boxcar base vs mounted engravings

Made I ask this question. A boxcar base is high in price and make solid.

Why would a letterpress person need this base for short press runs of under 10,000 copies?

It looks to me a person could have one of the many engraving companies for printer make a mounted engraving at 1/3 the price.

To be it looks like the boxcar base is designed for letterpress people doing embossing, this type of letterpress you do need a solid metal base to be the impress you want.

Log in to reply   5 replies so far

First thing, I don’t use Boxcar plates or base, so I am not shilling for them; when I use photopolymer, it is steel-backed, mounted on PatMag, Elrod high-base, or blank Linotype slug. But I do understand that using the plates and base sold by Boxcar (and their competitors) is cost-effective when time is considered. Many Boxcarites are doing short-run social work in multiple colors. From a single lockup they can position successive forms, where mounted plates would take much more time to get position. And no wooden mounts, which are far less accurate.
Photopolymer plates actually require greater accuracy in surface height and roller setting than do metal forms. It has nothing to do with embossing.

Aaron David

Actually, Boxcar, or Eluminum, or Patmag bases are economical alternatives and are dirt cheap compared to what the commercial letterpress/flexographic printing industry itself uses.

Thus they are perfect for folks looking for the least expensive way.


I have seen all kinds of stuff used as base for placing zincos ,stereos from honeycombe base through cornerstone to bits of resalite tipped on its side , if the truth were known there is no right or wrong for mounting dies .
Rule one, it must have a consistent surface height .
two, it must be within .918 once the die is mounted.
three, it must be able to take the tonnage applied to it without collapsing.
Four it must be cost effective .
I could go outside now and put my hands on cornerstone furhiture designed to take stereos or zincos it was available in at least two heights and i see it around the industry used as furniture.
There were oblong aluminium mounting blocks that were in cast aluminiumin at least two different heights that i can go touch now ,and there were the good old nasty beast called dowel mount this was a base of either aluminium or some magnesium alloy it came in quads or the double length of that shape and had squares engraved all over it and had holes drilled through face to back in which were inserted bits of hard wood dowel these so that you could nail the dies down to the surface! I hope to learn how to show you all pics of this sort of stuff as it all made jobs less troublesome than a lot out there seem to be experiencing , it seems unfair that the inexperienced of the folks out there are led down the base in one lump route as the pin and guide damage they all appear to experience really is un necessary using the old stuff in pieces allows you to mix type and dies etc muck like the wood mounted stuff does but without the grief of levelling wood dies up.
dear old P Imp has it about right use your brain think about it and have a go if you dont have stomach to try yourself put the question upon here there are many people who have done stuff you wont learn in any school that often prove better than the real thing as the ads tell you !
I only ever use a die mounted on wood when banging the base onto the flat of the stone wont raise the tacksenough to dis mount them without damage.

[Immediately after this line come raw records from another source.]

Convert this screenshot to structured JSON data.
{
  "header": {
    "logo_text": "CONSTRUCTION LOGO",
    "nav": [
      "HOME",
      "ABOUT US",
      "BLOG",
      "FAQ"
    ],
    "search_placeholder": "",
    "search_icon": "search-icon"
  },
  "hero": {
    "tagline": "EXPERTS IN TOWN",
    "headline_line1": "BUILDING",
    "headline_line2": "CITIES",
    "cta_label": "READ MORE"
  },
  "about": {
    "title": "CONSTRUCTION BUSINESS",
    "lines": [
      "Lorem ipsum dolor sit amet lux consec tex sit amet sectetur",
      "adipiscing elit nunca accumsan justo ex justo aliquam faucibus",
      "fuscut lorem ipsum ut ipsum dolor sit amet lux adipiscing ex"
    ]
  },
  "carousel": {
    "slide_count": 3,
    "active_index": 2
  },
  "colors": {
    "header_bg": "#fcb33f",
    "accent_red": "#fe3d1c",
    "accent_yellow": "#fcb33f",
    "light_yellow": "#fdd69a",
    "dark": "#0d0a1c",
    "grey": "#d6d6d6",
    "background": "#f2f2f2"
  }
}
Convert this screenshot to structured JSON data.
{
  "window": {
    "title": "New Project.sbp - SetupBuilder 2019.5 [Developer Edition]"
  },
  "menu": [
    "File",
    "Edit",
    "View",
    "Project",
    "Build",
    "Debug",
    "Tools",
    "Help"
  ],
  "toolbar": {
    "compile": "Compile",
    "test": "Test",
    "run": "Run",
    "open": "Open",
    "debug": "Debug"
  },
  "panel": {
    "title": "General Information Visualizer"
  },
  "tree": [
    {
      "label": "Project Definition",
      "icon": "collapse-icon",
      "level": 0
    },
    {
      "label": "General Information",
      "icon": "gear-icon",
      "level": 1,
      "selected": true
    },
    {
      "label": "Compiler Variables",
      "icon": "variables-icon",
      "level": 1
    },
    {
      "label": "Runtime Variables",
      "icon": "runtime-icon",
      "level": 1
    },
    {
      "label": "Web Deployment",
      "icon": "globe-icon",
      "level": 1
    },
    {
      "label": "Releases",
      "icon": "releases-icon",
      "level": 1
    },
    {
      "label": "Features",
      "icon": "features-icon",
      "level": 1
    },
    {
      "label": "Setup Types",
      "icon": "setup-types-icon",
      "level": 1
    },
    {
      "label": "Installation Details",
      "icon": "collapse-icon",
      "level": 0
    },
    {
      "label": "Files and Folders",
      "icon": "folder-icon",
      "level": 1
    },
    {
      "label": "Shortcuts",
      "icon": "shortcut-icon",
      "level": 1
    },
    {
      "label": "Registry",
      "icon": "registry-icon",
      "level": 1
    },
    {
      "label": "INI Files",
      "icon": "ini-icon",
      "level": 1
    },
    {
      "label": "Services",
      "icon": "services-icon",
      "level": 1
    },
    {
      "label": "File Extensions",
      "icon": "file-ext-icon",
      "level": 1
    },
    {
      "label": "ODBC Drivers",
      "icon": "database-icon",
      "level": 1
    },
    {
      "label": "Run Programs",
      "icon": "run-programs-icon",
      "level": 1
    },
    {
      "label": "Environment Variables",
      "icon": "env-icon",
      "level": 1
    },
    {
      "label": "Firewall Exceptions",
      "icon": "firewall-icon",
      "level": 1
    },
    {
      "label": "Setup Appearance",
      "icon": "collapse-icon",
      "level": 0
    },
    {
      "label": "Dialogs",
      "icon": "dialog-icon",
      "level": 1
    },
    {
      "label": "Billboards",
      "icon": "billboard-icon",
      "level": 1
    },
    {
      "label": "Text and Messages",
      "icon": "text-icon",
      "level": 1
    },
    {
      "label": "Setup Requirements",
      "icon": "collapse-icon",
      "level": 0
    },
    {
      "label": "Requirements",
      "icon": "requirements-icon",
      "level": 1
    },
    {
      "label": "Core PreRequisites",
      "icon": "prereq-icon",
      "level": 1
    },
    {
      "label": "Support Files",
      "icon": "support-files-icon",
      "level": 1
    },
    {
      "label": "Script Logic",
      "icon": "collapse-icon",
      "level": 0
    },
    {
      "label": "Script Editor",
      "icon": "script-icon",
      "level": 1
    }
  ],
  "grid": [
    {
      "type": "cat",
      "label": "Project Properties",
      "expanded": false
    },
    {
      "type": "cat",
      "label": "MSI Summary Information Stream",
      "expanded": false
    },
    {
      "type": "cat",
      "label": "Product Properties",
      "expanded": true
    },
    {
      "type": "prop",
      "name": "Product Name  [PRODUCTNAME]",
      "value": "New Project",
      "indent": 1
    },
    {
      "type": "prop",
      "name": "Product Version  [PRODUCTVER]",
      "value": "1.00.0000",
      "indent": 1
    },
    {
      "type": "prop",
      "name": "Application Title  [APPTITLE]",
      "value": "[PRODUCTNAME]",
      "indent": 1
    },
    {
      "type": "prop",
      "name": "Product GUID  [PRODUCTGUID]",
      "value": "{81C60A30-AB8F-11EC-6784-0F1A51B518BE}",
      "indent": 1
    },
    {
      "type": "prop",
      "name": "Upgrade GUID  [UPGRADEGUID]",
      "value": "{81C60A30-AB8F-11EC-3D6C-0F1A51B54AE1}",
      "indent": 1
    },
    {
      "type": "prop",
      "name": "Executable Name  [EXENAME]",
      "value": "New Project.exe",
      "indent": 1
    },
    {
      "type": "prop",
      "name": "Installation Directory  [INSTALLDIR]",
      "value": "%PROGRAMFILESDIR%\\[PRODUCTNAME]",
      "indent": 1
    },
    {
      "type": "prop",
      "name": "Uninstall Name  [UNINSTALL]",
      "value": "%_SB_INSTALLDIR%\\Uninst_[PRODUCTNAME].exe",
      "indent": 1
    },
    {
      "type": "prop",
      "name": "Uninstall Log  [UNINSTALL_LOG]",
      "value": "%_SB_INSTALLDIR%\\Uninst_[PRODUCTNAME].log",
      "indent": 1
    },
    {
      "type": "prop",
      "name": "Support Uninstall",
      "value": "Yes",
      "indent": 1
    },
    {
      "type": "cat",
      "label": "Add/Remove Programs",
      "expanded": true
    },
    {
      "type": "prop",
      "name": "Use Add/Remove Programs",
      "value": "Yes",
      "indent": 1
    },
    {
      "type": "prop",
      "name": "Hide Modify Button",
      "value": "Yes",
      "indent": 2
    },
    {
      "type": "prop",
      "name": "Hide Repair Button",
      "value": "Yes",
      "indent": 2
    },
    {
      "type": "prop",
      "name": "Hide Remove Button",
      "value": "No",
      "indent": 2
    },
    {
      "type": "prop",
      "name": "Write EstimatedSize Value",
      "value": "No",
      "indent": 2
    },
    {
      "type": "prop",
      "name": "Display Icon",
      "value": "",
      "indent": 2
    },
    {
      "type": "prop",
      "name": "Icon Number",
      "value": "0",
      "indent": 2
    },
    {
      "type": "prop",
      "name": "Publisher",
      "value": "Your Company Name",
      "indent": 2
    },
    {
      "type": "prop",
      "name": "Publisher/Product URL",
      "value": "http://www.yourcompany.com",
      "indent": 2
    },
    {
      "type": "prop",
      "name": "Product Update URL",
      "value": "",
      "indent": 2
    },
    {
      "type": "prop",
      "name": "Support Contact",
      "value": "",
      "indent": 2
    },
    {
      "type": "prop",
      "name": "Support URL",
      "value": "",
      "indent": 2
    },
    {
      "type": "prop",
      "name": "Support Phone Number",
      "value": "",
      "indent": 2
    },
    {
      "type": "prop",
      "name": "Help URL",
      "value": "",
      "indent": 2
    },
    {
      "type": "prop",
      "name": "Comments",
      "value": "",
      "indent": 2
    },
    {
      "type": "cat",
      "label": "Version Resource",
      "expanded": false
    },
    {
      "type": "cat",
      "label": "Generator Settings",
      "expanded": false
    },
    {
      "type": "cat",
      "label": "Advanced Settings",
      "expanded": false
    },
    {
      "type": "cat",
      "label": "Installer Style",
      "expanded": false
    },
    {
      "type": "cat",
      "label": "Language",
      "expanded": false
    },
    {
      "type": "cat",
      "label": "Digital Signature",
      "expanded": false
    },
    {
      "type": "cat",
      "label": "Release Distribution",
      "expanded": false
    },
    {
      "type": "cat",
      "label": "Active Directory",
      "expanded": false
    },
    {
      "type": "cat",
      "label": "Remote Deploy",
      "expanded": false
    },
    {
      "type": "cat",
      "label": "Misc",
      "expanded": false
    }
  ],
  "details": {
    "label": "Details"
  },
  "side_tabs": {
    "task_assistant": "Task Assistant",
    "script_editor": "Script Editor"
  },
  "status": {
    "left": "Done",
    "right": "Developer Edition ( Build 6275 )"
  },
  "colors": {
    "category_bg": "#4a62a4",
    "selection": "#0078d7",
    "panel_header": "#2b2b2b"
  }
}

People use it because they’re too lazy to buy 1” aluminum, have it blanchard ground down to the correct height to work with .040” or . 064” thick plates, screenprint a grid onto it, and anodize it, and you would be hard pressed to assemble all the equipment to have that done or find the services available at the price the bases are sold.
You have to consider that this is a retail product and it plays to that game; furthermore, photopolymer is less expensive than metal engravings and people need an accessible method of utilizing it- thus this base enters play and stays.

I’m guessing that most people choose it because it looks/is easy.

you can mount photopolymer on any of the above mentioned , we did it in the early mid 80s with no problems and in fact it was easier to remove the dies after with little risk of bending the ali backed ones. The steels went on platens with dirty great magnet bases , they were fine till some numb skull would lay one face down on the stone !